Select the lines of the records containing the word "Windows" and list them.

Given data: Begin

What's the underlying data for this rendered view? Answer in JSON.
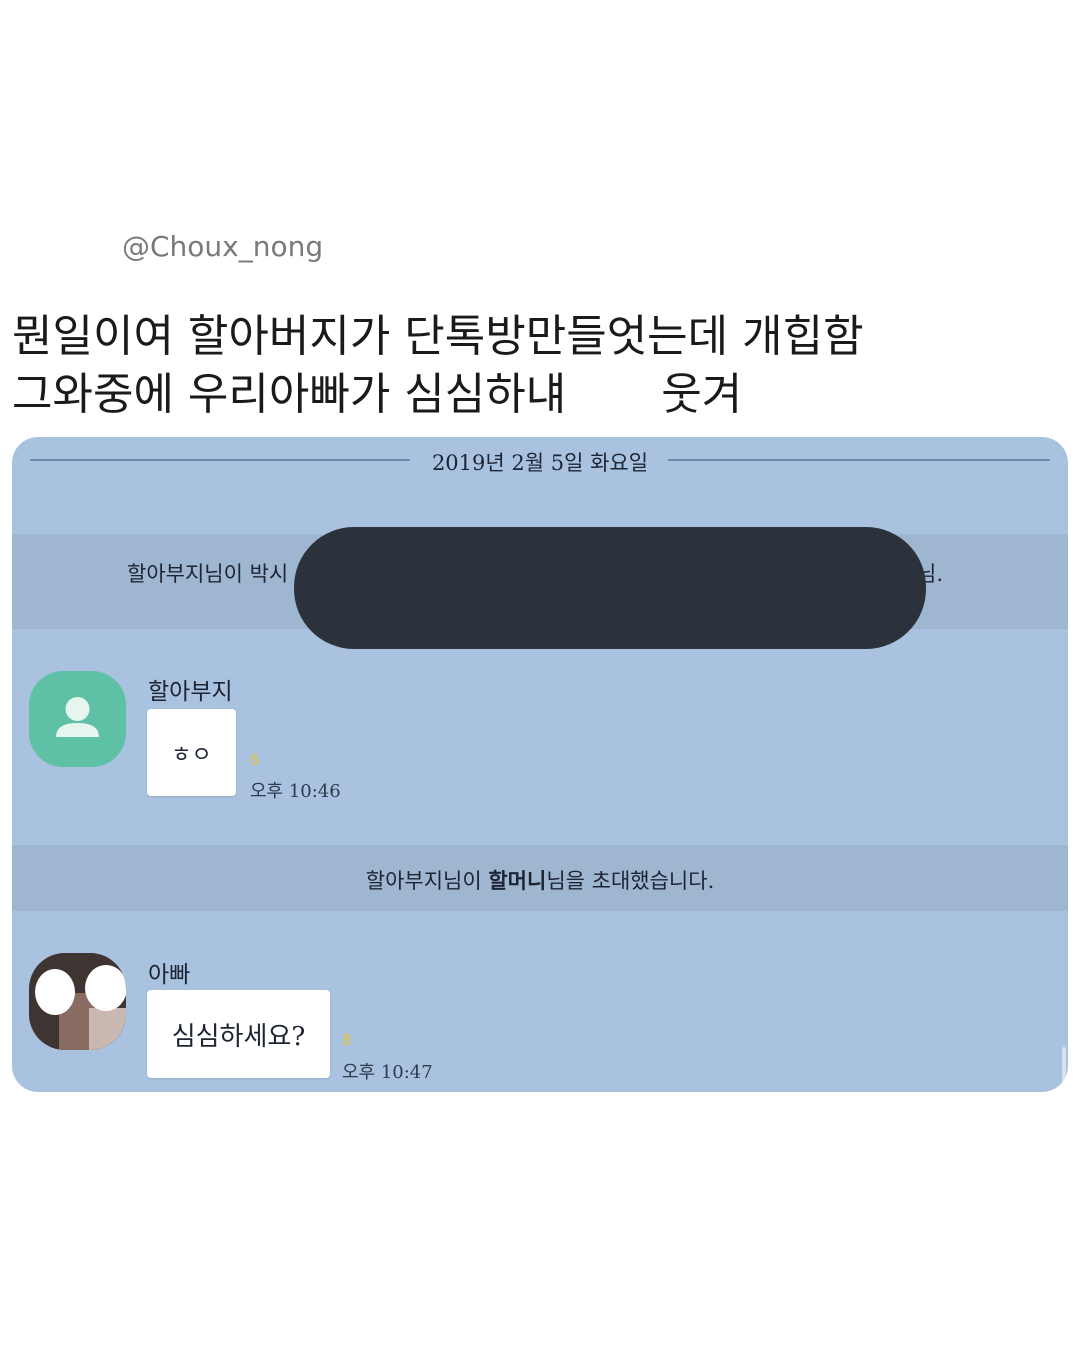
{
  "post": {
    "handle": "@Choux_nong",
    "caption_line1": "뭔일이여 할아버지가 단톡방만들엇는데 개힙함",
    "caption_line2": "그와중에 우리아빠가 심심하냬",
    "caption_line2_tail": "웃겨"
  },
  "chat": {
    "date": "2019년 2월 5일 화요일",
    "system1_prefix": "할아부지님이 박시",
    "system1_suffix": "님.",
    "messages": [
      {
        "sender": "할아부지",
        "text": "ㅎㅇ",
        "unread": "6",
        "time": "오후 10:46",
        "avatar_icon": "person-icon"
      },
      {
        "sender": "아빠",
        "text": "심심하세요?",
        "unread": "8",
        "time": "오후 10:47",
        "avatar_icon": "profile-photo"
      }
    ],
    "system2_prefix": "할아부지님이 ",
    "system2_bold": "할머니",
    "system2_suffix": "님을 초대했습니다."
  }
}
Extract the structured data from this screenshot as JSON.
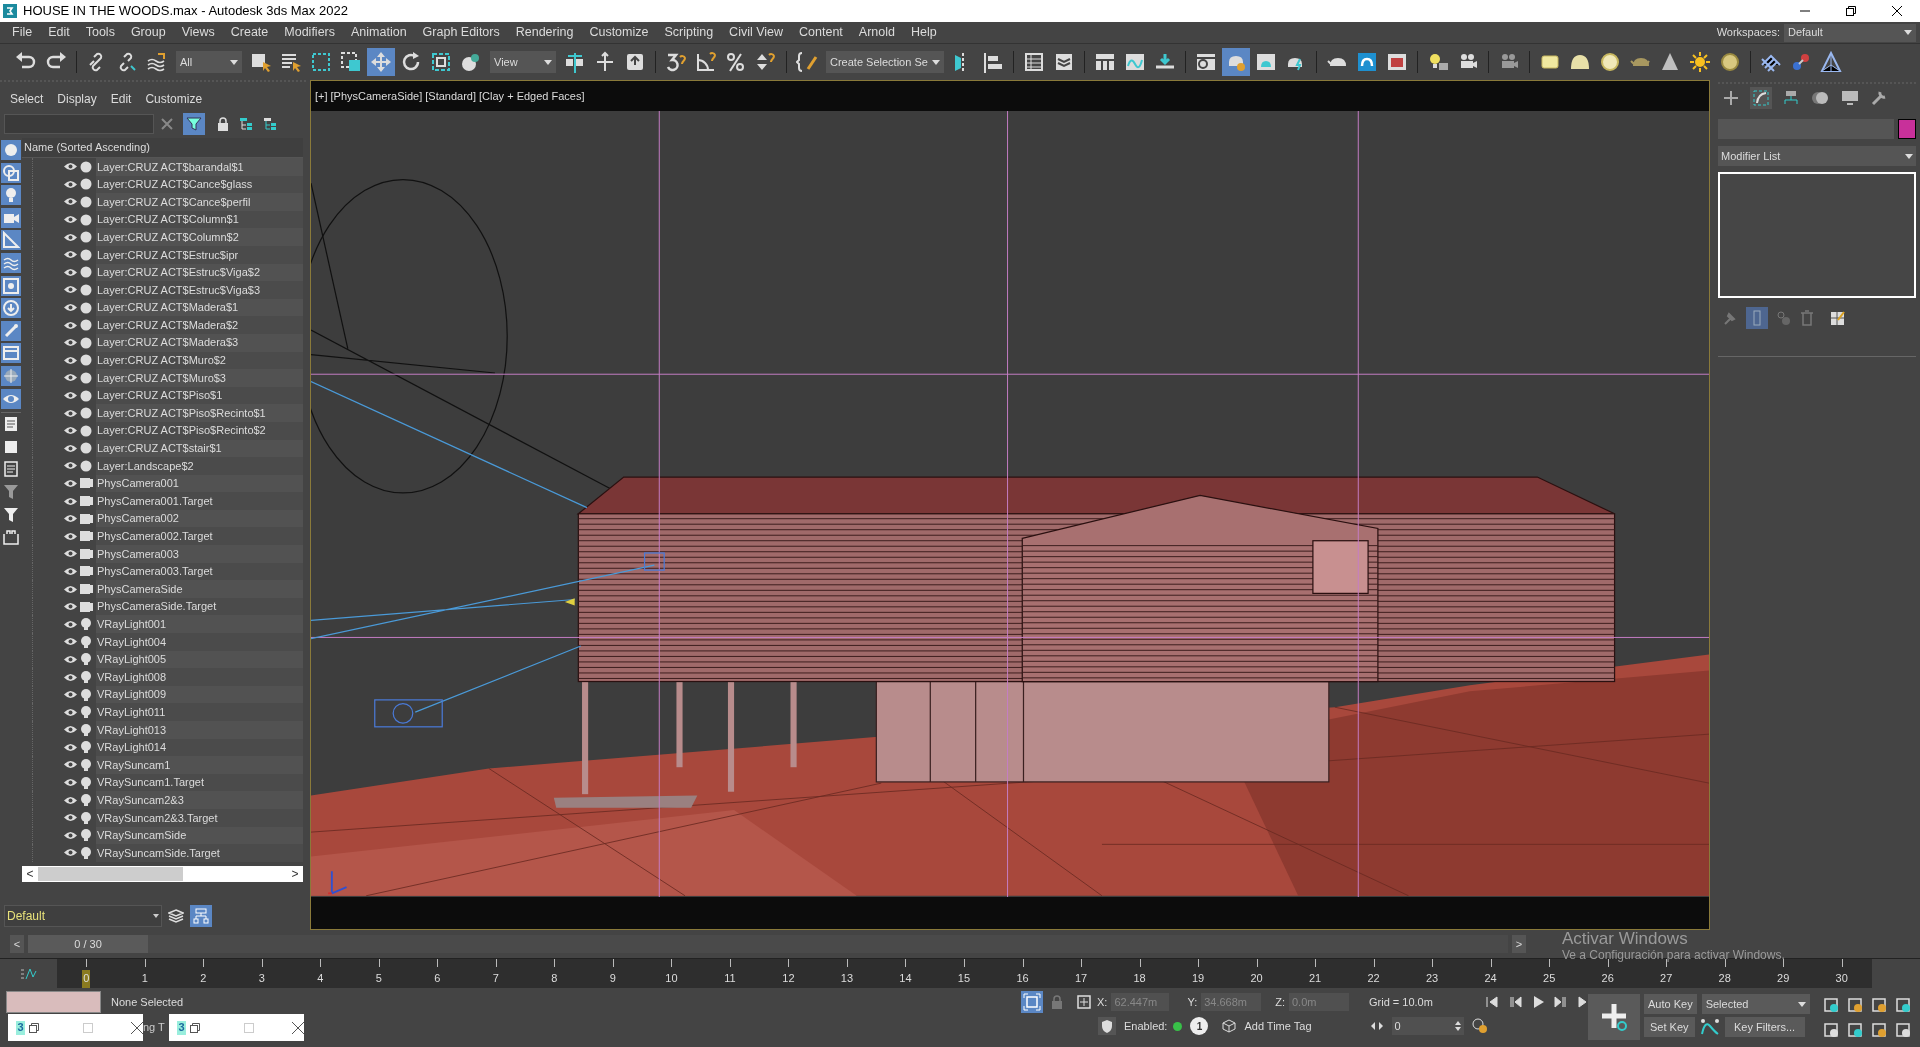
{
  "window": {
    "title": "HOUSE IN THE WOODS.max - Autodesk 3ds Max 2022"
  },
  "menu": [
    "File",
    "Edit",
    "Tools",
    "Group",
    "Views",
    "Create",
    "Modifiers",
    "Animation",
    "Graph Editors",
    "Rendering",
    "Customize",
    "Scripting",
    "Civil View",
    "Content",
    "Arnold",
    "Help"
  ],
  "workspaces": {
    "label": "Workspaces:",
    "value": "Default"
  },
  "toolbar": {
    "selection_filter": "All",
    "reference_coordinate": "View",
    "named_selection": "Create Selection Se"
  },
  "explorer": {
    "menu": [
      "Select",
      "Display",
      "Edit",
      "Customize"
    ],
    "column": "Name (Sorted Ascending)",
    "rows": [
      {
        "name": "Layer:CRUZ ACT$barandal$1",
        "kind": "layer"
      },
      {
        "name": "Layer:CRUZ ACT$Cance$glass",
        "kind": "layer"
      },
      {
        "name": "Layer:CRUZ ACT$Cance$perfil",
        "kind": "layer"
      },
      {
        "name": "Layer:CRUZ ACT$Column$1",
        "kind": "layer"
      },
      {
        "name": "Layer:CRUZ ACT$Column$2",
        "kind": "layer"
      },
      {
        "name": "Layer:CRUZ ACT$Estruc$ipr",
        "kind": "layer"
      },
      {
        "name": "Layer:CRUZ ACT$Estruc$Viga$2",
        "kind": "layer"
      },
      {
        "name": "Layer:CRUZ ACT$Estruc$Viga$3",
        "kind": "layer"
      },
      {
        "name": "Layer:CRUZ ACT$Madera$1",
        "kind": "layer"
      },
      {
        "name": "Layer:CRUZ ACT$Madera$2",
        "kind": "layer"
      },
      {
        "name": "Layer:CRUZ ACT$Madera$3",
        "kind": "layer"
      },
      {
        "name": "Layer:CRUZ ACT$Muro$2",
        "kind": "layer"
      },
      {
        "name": "Layer:CRUZ ACT$Muro$3",
        "kind": "layer"
      },
      {
        "name": "Layer:CRUZ ACT$Piso$1",
        "kind": "layer"
      },
      {
        "name": "Layer:CRUZ ACT$Piso$Recinto$1",
        "kind": "layer"
      },
      {
        "name": "Layer:CRUZ ACT$Piso$Recinto$2",
        "kind": "layer"
      },
      {
        "name": "Layer:CRUZ ACT$stair$1",
        "kind": "layer"
      },
      {
        "name": "Layer:Landscape$2",
        "kind": "layer"
      },
      {
        "name": "PhysCamera001",
        "kind": "camera"
      },
      {
        "name": "PhysCamera001.Target",
        "kind": "camera"
      },
      {
        "name": "PhysCamera002",
        "kind": "camera"
      },
      {
        "name": "PhysCamera002.Target",
        "kind": "camera"
      },
      {
        "name": "PhysCamera003",
        "kind": "camera"
      },
      {
        "name": "PhysCamera003.Target",
        "kind": "camera"
      },
      {
        "name": "PhysCameraSide",
        "kind": "camera"
      },
      {
        "name": "PhysCameraSide.Target",
        "kind": "camera"
      },
      {
        "name": "VRayLight001",
        "kind": "light"
      },
      {
        "name": "VRayLight004",
        "kind": "light"
      },
      {
        "name": "VRayLight005",
        "kind": "light"
      },
      {
        "name": "VRayLight008",
        "kind": "light"
      },
      {
        "name": "VRayLight009",
        "kind": "light"
      },
      {
        "name": "VRayLight011",
        "kind": "light"
      },
      {
        "name": "VRayLight013",
        "kind": "light"
      },
      {
        "name": "VRayLight014",
        "kind": "light"
      },
      {
        "name": "VRaySuncam1",
        "kind": "light"
      },
      {
        "name": "VRaySuncam1.Target",
        "kind": "light"
      },
      {
        "name": "VRaySuncam2&3",
        "kind": "light"
      },
      {
        "name": "VRaySuncam2&3.Target",
        "kind": "light"
      },
      {
        "name": "VRaySuncamSide",
        "kind": "light"
      },
      {
        "name": "VRaySuncamSide.Target",
        "kind": "light"
      }
    ],
    "scroll_left": "<",
    "scroll_right": ">",
    "layer": "Default"
  },
  "viewport": {
    "labels": [
      "[+]",
      "[PhysCameraSide]",
      "[Standard]",
      "[Clay + Edged Faces]"
    ]
  },
  "command_panel": {
    "modifier_list": "Modifier List"
  },
  "time_slider": {
    "prev": "<",
    "position": "0 / 30",
    "level": 0,
    "next": ">"
  },
  "activation": {
    "title": "Activar Windows",
    "hint": "Ve a Configuración para activar Windows."
  },
  "ruler": [
    "0",
    "1",
    "2",
    "3",
    "4",
    "5",
    "6",
    "7",
    "8",
    "9",
    "10",
    "11",
    "12",
    "13",
    "14",
    "15",
    "16",
    "17",
    "18",
    "19",
    "20",
    "21",
    "22",
    "23",
    "24",
    "25",
    "26",
    "27",
    "28",
    "29",
    "30"
  ],
  "status": {
    "selection": "None Selected",
    "x_label": "X:",
    "x": "62.447m",
    "y_label": "Y:",
    "y": "34.668m",
    "z_label": "Z:",
    "z": "0.0m",
    "grid": "Grid = 10.0m",
    "enabled_label": "Enabled:",
    "enabled_count": "1",
    "add_time_tag": "Add Time Tag",
    "frame": "0",
    "auto_key": "Auto Key",
    "key_mode": "Selected",
    "set_key": "Set Key",
    "key_filters": "Key Filters..."
  },
  "taskbar_previews": [
    {
      "icon": "3"
    },
    {
      "icon": "3"
    }
  ],
  "taskbar_text": "ng T"
}
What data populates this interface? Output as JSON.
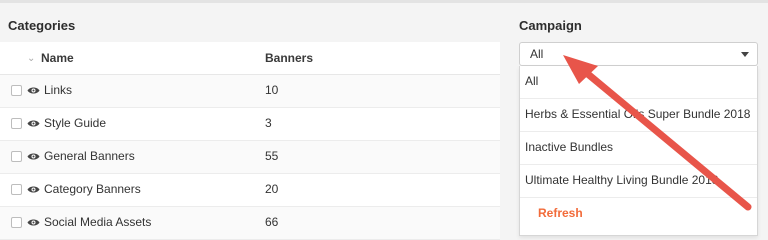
{
  "categories": {
    "title": "Categories",
    "columns": {
      "name": "Name",
      "banners": "Banners"
    },
    "rows": [
      {
        "name": "Links",
        "banners": "10"
      },
      {
        "name": "Style Guide",
        "banners": "3"
      },
      {
        "name": "General Banners",
        "banners": "55"
      },
      {
        "name": "Category Banners",
        "banners": "20"
      },
      {
        "name": "Social Media Assets",
        "banners": "66"
      }
    ]
  },
  "campaign": {
    "title": "Campaign",
    "selected": "All",
    "options": [
      "All",
      "Herbs & Essential Oils Super Bundle 2018",
      "Inactive Bundles",
      "Ultimate Healthy Living Bundle 2018"
    ],
    "refresh_label": "Refresh"
  },
  "colors": {
    "accent": "#f26b3a",
    "arrow": "#e8554a"
  },
  "icons": {
    "sort": "chevron-down-icon",
    "row_icon": "eye-icon",
    "select_caret": "caret-down-icon"
  }
}
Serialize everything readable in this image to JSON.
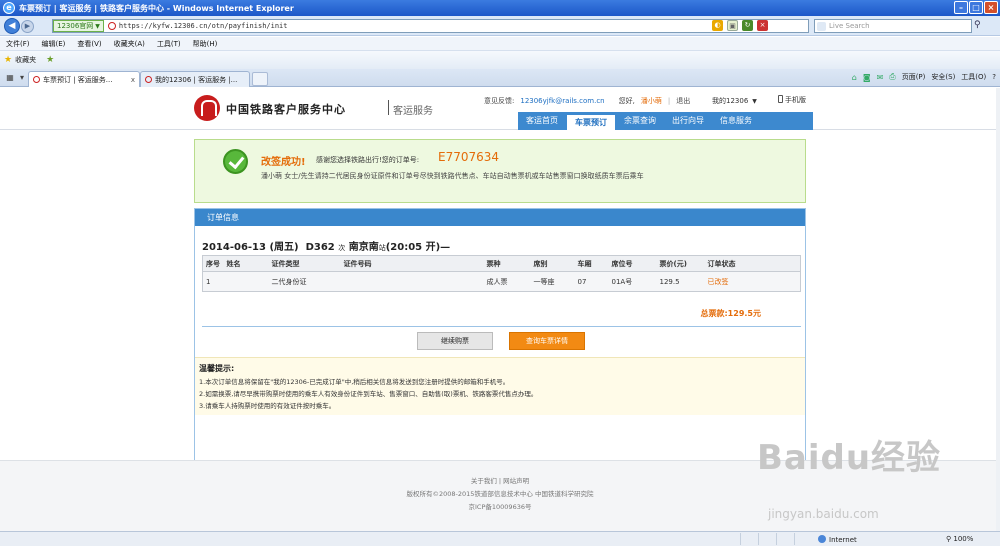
{
  "window": {
    "title": "车票预订 | 客运服务 | 铁路客户服务中心 - Windows Internet Explorer"
  },
  "address_bar": {
    "site_badge": "12306官网",
    "url": "https://kyfw.12306.cn/otn/payfinish/init",
    "search_placeholder": "Live Search"
  },
  "menu": [
    "文件(F)",
    "编辑(E)",
    "查看(V)",
    "收藏夹(A)",
    "工具(T)",
    "帮助(H)"
  ],
  "favorites": {
    "label": "收藏夹"
  },
  "tabs": [
    {
      "label": "车票预订 | 客运服务...",
      "close": "x"
    },
    {
      "label": "我的12306 | 客运服务 |...",
      "close": ""
    }
  ],
  "command_bar": {
    "page": "页面(P)",
    "safety": "安全(S)",
    "tools": "工具(O)",
    "help": "?"
  },
  "site": {
    "name": "中国铁路客户服务中心",
    "sub": "客运服务",
    "feedback_label": "意见反馈:",
    "feedback_email": "12306yjfk@rails.com.cn",
    "greeting": "您好,",
    "user": "潘小萌",
    "logout": "退出",
    "my12306": "我的12306",
    "mobile": "手机版"
  },
  "nav": [
    "客运首页",
    "车票预订",
    "余票查询",
    "出行向导",
    "信息服务"
  ],
  "nav_active": 1,
  "success": {
    "title": "改签成功!",
    "thanks": "感谢您选择铁路出行!您的订单号:",
    "order_no": "E7707634",
    "note": "潘小萌 女士/先生请持二代居民身份证原件和订单号尽快到铁路代售点、车站自动售票机或车站售票窗口换取纸质车票后乘车"
  },
  "order": {
    "panel_title": "订单信息",
    "date": "2014-06-13",
    "weekday": "(周五)",
    "train": "D362",
    "train_suffix": "次",
    "station": "南京南",
    "station_suffix": "站",
    "time": "(20:05 开)—",
    "columns": [
      "序号",
      "姓名",
      "证件类型",
      "证件号码",
      "票种",
      "席别",
      "车厢",
      "席位号",
      "票价(元)",
      "订单状态"
    ],
    "rows": [
      {
        "no": "1",
        "name": "",
        "id_type": "二代身份证",
        "id_no": "",
        "ticket_type": "成人票",
        "seat_class": "一等座",
        "coach": "07",
        "seat": "01A号",
        "price": "129.5",
        "status": "已改签"
      }
    ],
    "total": "总票款:129.5元",
    "btn_continue": "继续购票",
    "btn_detail": "查询车票详情"
  },
  "tips": {
    "title": "温馨提示:",
    "lines": [
      "1.本次订单信息将保留在\"我的12306-已完成订单\"中,稍后相关信息将发送到您注册时提供的邮箱和手机号。",
      "2.如需换票,请尽早携带购票时使用的乘车人有效身份证件到车站、售票窗口、自助售(取)票机、铁路客票代售点办理。",
      "3.请乘车人持购票时使用的有效证件按时乘车。"
    ]
  },
  "footer": {
    "links": "关于我们 | 网站声明",
    "copyright": "版权所有©2008-2015铁道部信息技术中心  中国铁道科学研究院",
    "icp": "京ICP备10009636号"
  },
  "watermark": {
    "text": "Baidu经验",
    "sub": "jingyan.baidu.com"
  },
  "status": {
    "zone": "Internet",
    "zoom": "100%"
  },
  "colors": {
    "accent": "#3a87cc",
    "orange": "#e46c0a",
    "success_bg": "#eef9e0",
    "title_bar": "#1c57c8"
  }
}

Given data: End

◆ Task output
    "title": "Activar Windows",
    "hint": "Ve a Configuración para activar Windows."
    "title": "车票预订 | 客运服务 | 铁路客户服务中心 - Windows Internet Explorer"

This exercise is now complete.